▶ **The problem**:
Within these records, how many lines hold "this"? Give the number alone.

▶ **Records to process**:

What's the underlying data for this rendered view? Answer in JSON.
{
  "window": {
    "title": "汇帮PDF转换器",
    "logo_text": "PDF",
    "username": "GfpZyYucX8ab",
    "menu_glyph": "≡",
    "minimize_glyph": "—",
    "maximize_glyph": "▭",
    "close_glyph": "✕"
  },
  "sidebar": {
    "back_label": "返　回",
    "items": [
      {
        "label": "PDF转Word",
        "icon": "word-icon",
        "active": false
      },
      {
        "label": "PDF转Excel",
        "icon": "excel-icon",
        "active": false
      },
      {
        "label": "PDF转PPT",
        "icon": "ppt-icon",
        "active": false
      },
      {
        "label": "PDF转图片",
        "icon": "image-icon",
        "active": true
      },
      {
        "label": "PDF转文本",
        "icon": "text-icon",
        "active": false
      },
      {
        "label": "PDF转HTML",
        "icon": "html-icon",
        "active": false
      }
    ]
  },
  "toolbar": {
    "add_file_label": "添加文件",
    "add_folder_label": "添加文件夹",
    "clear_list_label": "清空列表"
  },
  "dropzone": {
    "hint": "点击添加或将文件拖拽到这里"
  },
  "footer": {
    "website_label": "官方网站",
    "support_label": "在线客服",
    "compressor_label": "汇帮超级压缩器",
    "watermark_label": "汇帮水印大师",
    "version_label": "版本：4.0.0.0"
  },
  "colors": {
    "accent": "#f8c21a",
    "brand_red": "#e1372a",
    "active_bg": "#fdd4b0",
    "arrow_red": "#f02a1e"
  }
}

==

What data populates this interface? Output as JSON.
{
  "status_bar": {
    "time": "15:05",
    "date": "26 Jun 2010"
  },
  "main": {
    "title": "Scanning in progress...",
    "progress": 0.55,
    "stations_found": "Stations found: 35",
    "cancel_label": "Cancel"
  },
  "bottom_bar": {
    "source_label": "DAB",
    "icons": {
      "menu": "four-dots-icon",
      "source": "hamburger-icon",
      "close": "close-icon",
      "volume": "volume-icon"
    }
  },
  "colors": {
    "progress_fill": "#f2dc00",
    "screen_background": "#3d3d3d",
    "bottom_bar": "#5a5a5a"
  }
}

▶ **Exercise answer**:
2